How to perfect your Christmas pudding
Christmas in our house this year will be utterly pared back, simple and British. Perhaps it’s this dragged-out recession and the stories, from friends and the news, of job losses and uncertainty that makes me pull inward and look forward to a December that’s intimate, familiar and reassuring. There will be plum pudding (also known as Christmas pudding), doused with warmed brandy and set alight, with cream to melt into the prune black centre among the nuts and currants. And this is the perfect time of the year to make it.
The history of the plum pudding appears to stem back to a much earlier Christmas meal.

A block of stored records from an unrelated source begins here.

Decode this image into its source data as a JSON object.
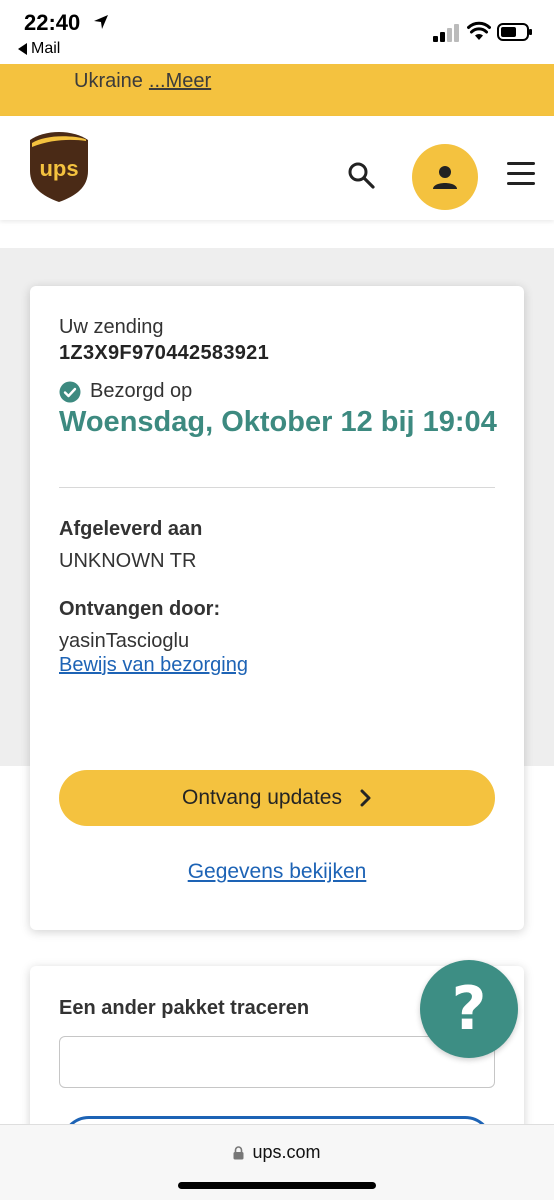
{
  "status_bar": {
    "time": "22:40",
    "back_label": "Mail"
  },
  "banner": {
    "text": "Ukraine",
    "more_link": "...Meer"
  },
  "header": {
    "logo_icon": "ups-shield-logo",
    "search_icon": "search-icon",
    "account_icon": "person-icon",
    "menu_icon": "hamburger-menu-icon"
  },
  "shipment": {
    "label": "Uw zending",
    "tracking_number": "1Z3X9F970442583921",
    "status_label": "Bezorgd op",
    "delivered_date": "Woensdag, Oktober 12 bij 19:04",
    "delivered_to_label": "Afgeleverd aan",
    "delivered_to": "UNKNOWN TR",
    "received_by_label": "Ontvangen door:",
    "received_by": "yasinTascioglu",
    "proof_link": "Bewijs van bezorging",
    "updates_button": "Ontvang updates",
    "details_link": "Gegevens bekijken"
  },
  "track_another": {
    "title": "Een ander pakket traceren",
    "input_value": ""
  },
  "help": {
    "label": "?"
  },
  "browser": {
    "url": "ups.com"
  },
  "colors": {
    "brand_yellow": "#f4c23f",
    "accent_teal": "#3d8a80",
    "link_blue": "#1d63b5",
    "ups_brown": "#4a2a16"
  }
}
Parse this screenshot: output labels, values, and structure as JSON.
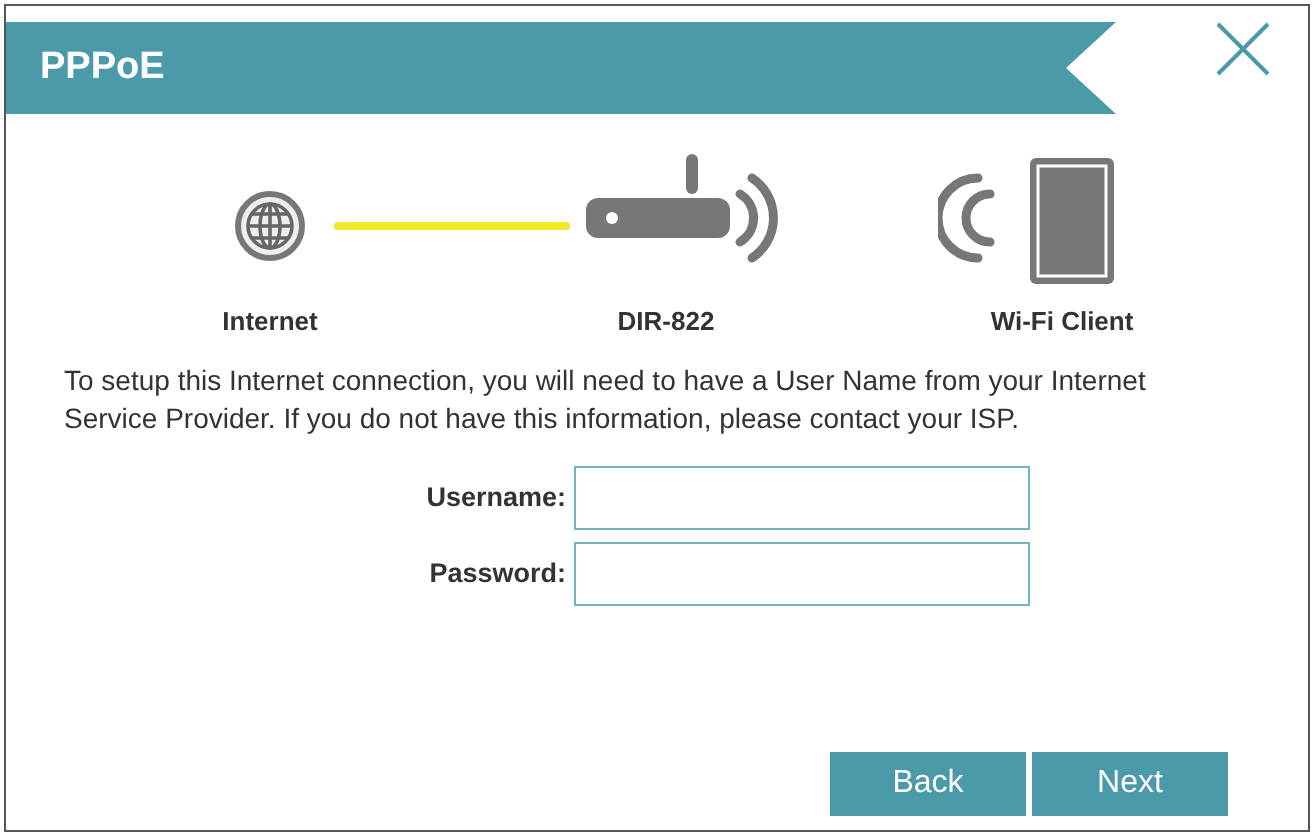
{
  "dialog": {
    "title": "PPPoE"
  },
  "diagram": {
    "nodes": [
      {
        "kind": "internet",
        "label": "Internet"
      },
      {
        "kind": "router",
        "label": "DIR-822"
      },
      {
        "kind": "client",
        "label": "Wi-Fi Client"
      }
    ]
  },
  "message": "To setup this Internet connection, you will need to have a User Name from your Internet Service Provider. If you do not have this information, please contact your ISP.",
  "fields": [
    {
      "label": "Username:"
    },
    {
      "label": "Password:"
    }
  ],
  "buttons": [
    {
      "label": "Back"
    },
    {
      "label": "Next"
    }
  ]
}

In his book “The Country Housewife and Lady's Director” (1732) Richard Bradley describes the Cumberland Hackin, a haggis-like sausage served on Christmas day filled with suet, fruit, spices, and mixed with eggs and oats soaked overnight in milk. But Thomas Kibble Hervey in “The book of Christmas” (1836) says that for many the old plum pottage - a spiced gruel sweetened with dried fruit - was thought to be the forerunner of the pudding.
However, to the French it appears that plum pudding had all the allure of Marmite. The writer William Hone quotes an early (1823) newspaper, “A Frenchman will dress like an Englishman, swear like an Englishman, and get drunk like an Englishman; but…you would offend him for ever [if you] compel him to eat plum-pudding.” The report is lavish in its praise for one English businesswoman, Harriet Dunn, “The queen of cooks” in Paris, who would supply many of the English peers and rich English in France with their puddings, shipping them in wooden crates around the country during December. When I travelled through Eastern Europe for my book, The Handmade Loaf, one of the few phrases in English many cooks understood was “plum pudding”, even in a farmhouse in the Carpathian Mountains.
Making it is very simple, and the oldest recipes are very similar to the ones we use today. Mary Kettilby’s recipe from 1728 is very simple and curiously adds extra egg white: this would help the pudding hold more firmly and slice without crumbling. Charles Carter’s 1732 recipe for plum pudding is deliciously simple with little more than fresh beef suet, dried fruit, milk, eggs, flour and spices (stale bread was optional), and Carter even uses it as a stuffing for pig skin, shaped so that it looks like a whole roast pig after baking.
The essentials for the best puddings
- Use a mixture of flour and breadcrumbs, not just flour. Though in older times the choice was more to do with economy, breadcrumbs give the pudding a much lighter texture. And again, use just enough flour to hold the mixture gently together.
- Not too many eggs, and more egg yolk that white if you can. I find (contrary to Mary Kettilby) that too much egg white makes the puddings a little rubbery and tough.
- Use the fruit and flavours you prefer. I like a mixture of prunes and currants with generous spices, whole un-husked almonds, and a little orange extract. But if you don’t, just change to whatever you like but keep the same overall weight of fruit to other ingredients.
- Special diets should be easy to fit it. Gluten-free? No problem. Just use a gluten free flour, and use gluten-free bread for breadcrumbs. Suet can be replaced with melted butter, or a little walnut oil. For egg-free or vegan just use a little more flour, and increase the spices, and vary the consistency with a little orange juice. And of course, nuts are optional.
- Don’t overfill the boiling pot, and avoid the baking paper and foil covering your pudding from dipping into the water. During the boiling the paper can pull moisture from the water into the pudding, leaving you with a layer of water on top of your pudding, so scrunch the foil and paper up around the edge of the bowl out of the water.
- Once the pudding has boiled, leave the string tied around the covering intact - don’t peek at all, and store in a cool and dark cupboard once cool. This will ensure the pudding stays mould and bacteria-free until Christmas. Though a big pudding looks impressive, you can make smaller ones too. Individual dariole moulds, covered just like a big pudding and baked in a bain-marie in a low 130°C/110°C fan/260°F/Gas 1/2 oven for an hour (check the middle is piping hot), work very well.
My favourite recipes
Now for the recipes, though there are many to choose from:
- The ever reassuring Nigel Slater has a classic pudding
- The Caribbean chef (and former St. John alumni) Patrick Williams makes individual puddings
- My own recipe for Christmas pudding uses stout and spices
- James Beard’s recipe makes the largest pudding, and soaks the fruit overnight
- Or follow Rose Prince’s lead (and video) and make Heston Blumenthal’s Chocolate Orange pudding at home